"Despite this reduction in personnel, US European Command remains committed to international security in the region and will continue to work in close cooperation with the United Kingdom."
The distinctive 33 white "golf balls" nine miles west of Harrogate contain satellite antennae capable of intercepting two million conversations an hour for Washington's National Security Agency.
It also provides data for the US missile defence system.
There are currently around 2,200 people stationed at RAF Menwith Hill - two thirds US, the rest Ministry of Defence.
Last summer parents at the US-run base were told its school would be closing while an application has been lodged to demolish 66 houses on site.
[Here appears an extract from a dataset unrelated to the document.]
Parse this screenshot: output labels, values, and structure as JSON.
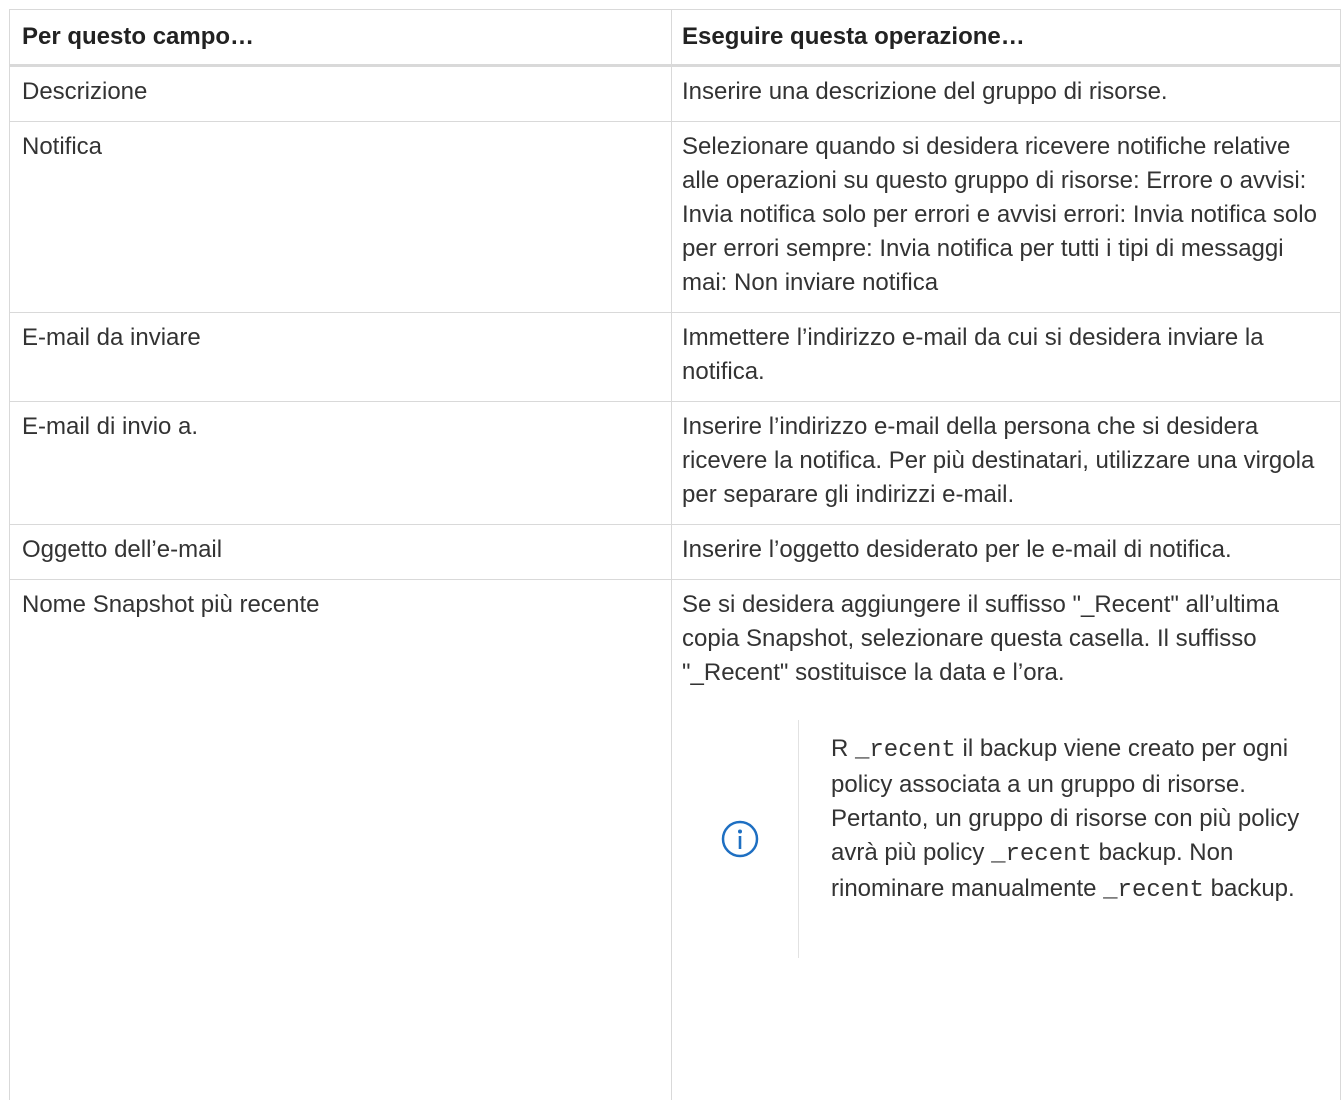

The base's Burger King has also closed.
North Yorkshire county councillor Michael Harrison, who represents the area, said: "My thoughts first of all go to the people who are losing their jobs.
However, he added: "The base contributes significantly to the local economy, not only the immediate area but Harrogate district.
"It appears to have a future but the job losses will make a big dent in the economy."
He added that many of the military and civillian contractors lived off base.
Menwith Hill hit the headlines last year when whistleblowers Edward Snowden and J. Kirk Wiebe claimed it was used to listen in on the calls of German chancellor Angela Merkel and 35 other world leaders.
The RAF describes its primary mission as providing "intelligence support for UK, US and allied interests".
Lindis Percy, of the Campaign for the Accountability of American Bases, who has been jailed over her regular protests, said: "It is very significant and we absolutely welcome the news of movement by US forces back to their borders and I hope they leave the dales as they originally were."